Copy out all of the entries exactly as they appear.

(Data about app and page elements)
__________
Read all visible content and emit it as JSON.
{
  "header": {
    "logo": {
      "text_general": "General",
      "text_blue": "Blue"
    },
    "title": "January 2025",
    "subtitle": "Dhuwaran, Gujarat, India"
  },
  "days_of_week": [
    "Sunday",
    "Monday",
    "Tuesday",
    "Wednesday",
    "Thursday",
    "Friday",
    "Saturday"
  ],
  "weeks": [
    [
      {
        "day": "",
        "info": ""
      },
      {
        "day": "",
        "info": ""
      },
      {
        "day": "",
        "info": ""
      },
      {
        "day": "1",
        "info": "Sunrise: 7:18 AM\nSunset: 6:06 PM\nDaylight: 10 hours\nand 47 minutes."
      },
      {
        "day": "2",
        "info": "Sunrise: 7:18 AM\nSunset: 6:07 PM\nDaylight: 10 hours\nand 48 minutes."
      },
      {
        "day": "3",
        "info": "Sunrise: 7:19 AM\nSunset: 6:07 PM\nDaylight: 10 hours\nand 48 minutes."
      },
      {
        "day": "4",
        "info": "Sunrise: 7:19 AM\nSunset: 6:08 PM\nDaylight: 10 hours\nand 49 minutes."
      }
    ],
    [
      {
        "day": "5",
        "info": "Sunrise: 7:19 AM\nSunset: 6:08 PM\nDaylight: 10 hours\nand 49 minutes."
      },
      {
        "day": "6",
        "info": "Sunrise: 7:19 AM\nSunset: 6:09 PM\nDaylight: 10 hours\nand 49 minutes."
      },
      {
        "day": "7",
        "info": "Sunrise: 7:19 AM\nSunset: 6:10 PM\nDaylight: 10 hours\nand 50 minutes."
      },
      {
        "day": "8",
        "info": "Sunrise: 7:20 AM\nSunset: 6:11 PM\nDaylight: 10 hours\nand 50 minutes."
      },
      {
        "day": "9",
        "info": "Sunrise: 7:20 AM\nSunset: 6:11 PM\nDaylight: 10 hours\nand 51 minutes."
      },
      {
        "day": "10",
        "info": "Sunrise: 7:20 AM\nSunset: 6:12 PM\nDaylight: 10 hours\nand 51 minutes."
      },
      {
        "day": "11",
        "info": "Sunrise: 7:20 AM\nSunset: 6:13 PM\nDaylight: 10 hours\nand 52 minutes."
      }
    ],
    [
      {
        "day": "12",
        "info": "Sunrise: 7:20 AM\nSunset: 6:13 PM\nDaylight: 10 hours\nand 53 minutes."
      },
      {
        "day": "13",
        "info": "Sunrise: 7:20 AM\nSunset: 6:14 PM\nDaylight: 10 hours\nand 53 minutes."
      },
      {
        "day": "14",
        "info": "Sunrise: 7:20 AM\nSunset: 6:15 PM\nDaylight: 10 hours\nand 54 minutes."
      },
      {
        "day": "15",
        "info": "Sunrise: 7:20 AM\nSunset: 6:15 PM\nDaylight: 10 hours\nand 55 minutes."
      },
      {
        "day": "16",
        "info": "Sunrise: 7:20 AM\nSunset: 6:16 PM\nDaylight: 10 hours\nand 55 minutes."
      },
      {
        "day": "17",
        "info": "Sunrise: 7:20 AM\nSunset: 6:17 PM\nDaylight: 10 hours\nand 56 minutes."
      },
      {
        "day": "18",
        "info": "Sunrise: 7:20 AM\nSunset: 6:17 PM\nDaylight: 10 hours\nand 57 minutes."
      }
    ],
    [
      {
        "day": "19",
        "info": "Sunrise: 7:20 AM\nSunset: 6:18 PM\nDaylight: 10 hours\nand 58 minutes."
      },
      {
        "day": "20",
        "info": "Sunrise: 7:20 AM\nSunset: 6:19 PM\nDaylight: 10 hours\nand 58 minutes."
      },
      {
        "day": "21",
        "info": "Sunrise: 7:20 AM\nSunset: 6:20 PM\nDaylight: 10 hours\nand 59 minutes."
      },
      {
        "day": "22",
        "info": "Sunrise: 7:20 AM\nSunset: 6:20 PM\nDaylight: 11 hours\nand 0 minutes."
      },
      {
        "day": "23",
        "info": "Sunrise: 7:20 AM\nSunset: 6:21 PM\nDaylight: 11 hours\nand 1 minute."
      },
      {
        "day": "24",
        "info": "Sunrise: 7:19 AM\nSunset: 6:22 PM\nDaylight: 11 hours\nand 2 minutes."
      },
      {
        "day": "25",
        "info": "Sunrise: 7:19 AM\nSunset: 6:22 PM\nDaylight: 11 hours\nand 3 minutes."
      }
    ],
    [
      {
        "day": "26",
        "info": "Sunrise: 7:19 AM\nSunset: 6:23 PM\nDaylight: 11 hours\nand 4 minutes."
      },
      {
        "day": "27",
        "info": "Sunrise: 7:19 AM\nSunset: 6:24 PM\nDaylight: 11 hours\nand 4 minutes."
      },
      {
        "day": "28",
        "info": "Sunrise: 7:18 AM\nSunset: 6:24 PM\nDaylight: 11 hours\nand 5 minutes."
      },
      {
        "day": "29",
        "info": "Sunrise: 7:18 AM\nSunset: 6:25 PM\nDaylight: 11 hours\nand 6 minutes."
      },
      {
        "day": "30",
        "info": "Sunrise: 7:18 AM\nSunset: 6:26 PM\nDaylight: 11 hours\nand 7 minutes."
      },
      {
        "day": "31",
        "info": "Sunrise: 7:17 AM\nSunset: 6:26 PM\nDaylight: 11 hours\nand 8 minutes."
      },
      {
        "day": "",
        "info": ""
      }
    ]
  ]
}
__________
* _TASK ANSWER_
Read all visible content and emit it as JSON.
{
  "header": {
    "logo": {
      "text_general": "General",
      "text_blue": "Blue"
    },
    "title": "January 2025",
    "subtitle": "Dhuwaran, Gujarat, India"
  },
  "days_of_week": [
    "Sunday",
    "Monday",
    "Tuesday",
    "Wednesday",
    "Thursday",
    "Friday",
    "Saturday"
  ],
  "weeks": [
    [
      {
        "day": "",
        "info": ""
      },
      {
        "day": "",
        "info": ""
      },
      {
        "day": "",
        "info": ""
      },
      {
        "day": "1",
        "info": "Sunrise: 7:18 AM\nSunset: 6:06 PM\nDaylight: 10 hours\nand 47 minutes."
      },
      {
        "day": "2",
        "info": "Sunrise: 7:18 AM\nSunset: 6:07 PM\nDaylight: 10 hours\nand 48 minutes."
      },
      {
        "day": "3",
        "info": "Sunrise: 7:19 AM\nSunset: 6:07 PM\nDaylight: 10 hours\nand 48 minutes."
      },
      {
        "day": "4",
        "info": "Sunrise: 7:19 AM\nSunset: 6:08 PM\nDaylight: 10 hours\nand 49 minutes."
      }
    ],
    [
      {
        "day": "5",
        "info": "Sunrise: 7:19 AM\nSunset: 6:08 PM\nDaylight: 10 hours\nand 49 minutes."
      },
      {
        "day": "6",
        "info": "Sunrise: 7:19 AM\nSunset: 6:09 PM\nDaylight: 10 hours\nand 49 minutes."
      },
      {
        "day": "7",
        "info": "Sunrise: 7:19 AM\nSunset: 6:10 PM\nDaylight: 10 hours\nand 50 minutes."
      },
      {
        "day": "8",
        "info": "Sunrise: 7:20 AM\nSunset: 6:11 PM\nDaylight: 10 hours\nand 50 minutes."
      },
      {
        "day": "9",
        "info": "Sunrise: 7:20 AM\nSunset: 6:11 PM\nDaylight: 10 hours\nand 51 minutes."
      },
      {
        "day": "10",
        "info": "Sunrise: 7:20 AM\nSunset: 6:12 PM\nDaylight: 10 hours\nand 51 minutes."
      },
      {
        "day": "11",
        "info": "Sunrise: 7:20 AM\nSunset: 6:13 PM\nDaylight: 10 hours\nand 52 minutes."
      }
    ],
    [
      {
        "day": "12",
        "info": "Sunrise: 7:20 AM\nSunset: 6:13 PM\nDaylight: 10 hours\nand 53 minutes."
      },
      {
        "day": "13",
        "info": "Sunrise: 7:20 AM\nSunset: 6:14 PM\nDaylight: 10 hours\nand 53 minutes."
      },
      {
        "day": "14",
        "info": "Sunrise: 7:20 AM\nSunset: 6:15 PM\nDaylight: 10 hours\nand 54 minutes."
      },
      {
        "day": "15",
        "info": "Sunrise: 7:20 AM\nSunset: 6:15 PM\nDaylight: 10 hours\nand 55 minutes."
      },
      {
        "day": "16",
        "info": "Sunrise: 7:20 AM\nSunset: 6:16 PM\nDaylight: 10 hours\nand 55 minutes."
      },
      {
        "day": "17",
        "info": "Sunrise: 7:20 AM\nSunset: 6:17 PM\nDaylight: 10 hours\nand 56 minutes."
      },
      {
        "day": "18",
        "info": "Sunrise: 7:20 AM\nSunset: 6:17 PM\nDaylight: 10 hours\nand 57 minutes."
      }
    ],
    [
      {
        "day": "19",
        "info": "Sunrise: 7:20 AM\nSunset: 6:18 PM\nDaylight: 10 hours\nand 58 minutes."
      },
      {
        "day": "20",
        "info": "Sunrise: 7:20 AM\nSunset: 6:19 PM\nDaylight: 10 hours\nand 58 minutes."
      },
      {
        "day": "21",
        "info": "Sunrise: 7:20 AM\nSunset: 6:20 PM\nDaylight: 10 hours\nand 59 minutes."
      },
      {
        "day": "22",
        "info": "Sunrise: 7:20 AM\nSunset: 6:20 PM\nDaylight: 11 hours\nand 0 minutes."
      },
      {
        "day": "23",
        "info": "Sunrise: 7:20 AM\nSunset: 6:21 PM\nDaylight: 11 hours\nand 1 minute."
      },
      {
        "day": "24",
        "info": "Sunrise: 7:19 AM\nSunset: 6:22 PM\nDaylight: 11 hours\nand 2 minutes."
      },
      {
        "day": "25",
        "info": "Sunrise: 7:19 AM\nSunset: 6:22 PM\nDaylight: 11 hours\nand 3 minutes."
      }
    ],
    [
      {
        "day": "26",
        "info": "Sunrise: 7:19 AM\nSunset: 6:23 PM\nDaylight: 11 hours\nand 4 minutes."
      },
      {
        "day": "27",
        "info": "Sunrise: 7:19 AM\nSunset: 6:24 PM\nDaylight: 11 hours\nand 4 minutes."
      },
      {
        "day": "28",
        "info": "Sunrise: 7:18 AM\nSunset: 6:24 PM\nDaylight: 11 hours\nand 5 minutes."
      },
      {
        "day": "29",
        "info": "Sunrise: 7:18 AM\nSunset: 6:25 PM\nDaylight: 11 hours\nand 6 minutes."
      },
      {
        "day": "30",
        "info": "Sunrise: 7:18 AM\nSunset: 6:26 PM\nDaylight: 11 hours\nand 7 minutes."
      },
      {
        "day": "31",
        "info": "Sunrise: 7:17 AM\nSunset: 6:26 PM\nDaylight: 11 hours\nand 8 minutes."
      },
      {
        "day": "",
        "info": ""
      }
    ]
  ]
}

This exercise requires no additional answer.